I’m a Deep Time – Peter Buck Fellow in the Department of Paleobiology at the Smithsonian’s National Museum of Natural History where I study the ecology and evolution of prehistoric vertebrates, especially fossil mammals from the Indian subcontinent. The Indian subcontinent has one of the richest mammalian fossil records anywhere in the world. The Siwalik Hills and surrounding regions in Northwest India and Pakistan have a fossil record ranging from about 23 million years ago to about half a million years ago, making this region an ideal place to study how mammalian communities have changed through time.
Fossil mammals in India were first discovered by British explorers and naturalists in the 1830s and 40s. Hugh Falconer, Proby Cautley, W.E. Baker, and H.M. Durand discovered one of the largest deposits of fossil mammals from the Pliocene and Pleistocene (3.6 million years to 0.6 million years) in the region between the rivers Yamuna and Sutlej. These fossils eventually made their way back to the Natural History Museum in London and form one of the most important fossil collections in the world.
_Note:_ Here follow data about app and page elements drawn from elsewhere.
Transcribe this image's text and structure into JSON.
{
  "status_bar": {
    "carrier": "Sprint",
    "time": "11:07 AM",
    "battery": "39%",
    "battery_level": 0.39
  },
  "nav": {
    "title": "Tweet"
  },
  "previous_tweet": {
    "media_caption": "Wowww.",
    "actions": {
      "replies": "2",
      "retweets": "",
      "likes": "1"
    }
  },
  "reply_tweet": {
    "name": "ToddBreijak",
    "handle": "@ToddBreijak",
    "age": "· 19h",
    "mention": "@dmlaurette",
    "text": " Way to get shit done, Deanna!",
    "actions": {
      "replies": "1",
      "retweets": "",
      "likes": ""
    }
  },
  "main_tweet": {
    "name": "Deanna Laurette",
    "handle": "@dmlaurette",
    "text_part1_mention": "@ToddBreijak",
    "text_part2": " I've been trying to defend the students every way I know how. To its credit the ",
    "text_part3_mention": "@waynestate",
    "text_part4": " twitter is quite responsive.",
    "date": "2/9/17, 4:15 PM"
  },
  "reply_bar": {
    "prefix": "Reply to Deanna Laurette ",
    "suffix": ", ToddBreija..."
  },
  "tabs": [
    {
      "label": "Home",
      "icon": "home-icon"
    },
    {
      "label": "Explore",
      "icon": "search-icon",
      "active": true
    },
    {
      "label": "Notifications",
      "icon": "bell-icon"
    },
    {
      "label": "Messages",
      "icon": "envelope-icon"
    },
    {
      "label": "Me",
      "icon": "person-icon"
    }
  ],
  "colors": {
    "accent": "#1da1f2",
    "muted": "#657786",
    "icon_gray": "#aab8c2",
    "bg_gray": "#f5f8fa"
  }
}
These collections form the basis of my research on the reassessment of the taxonomy of fossil mammals from India, the biogeography of South Asian mammals, and paleocommunity change.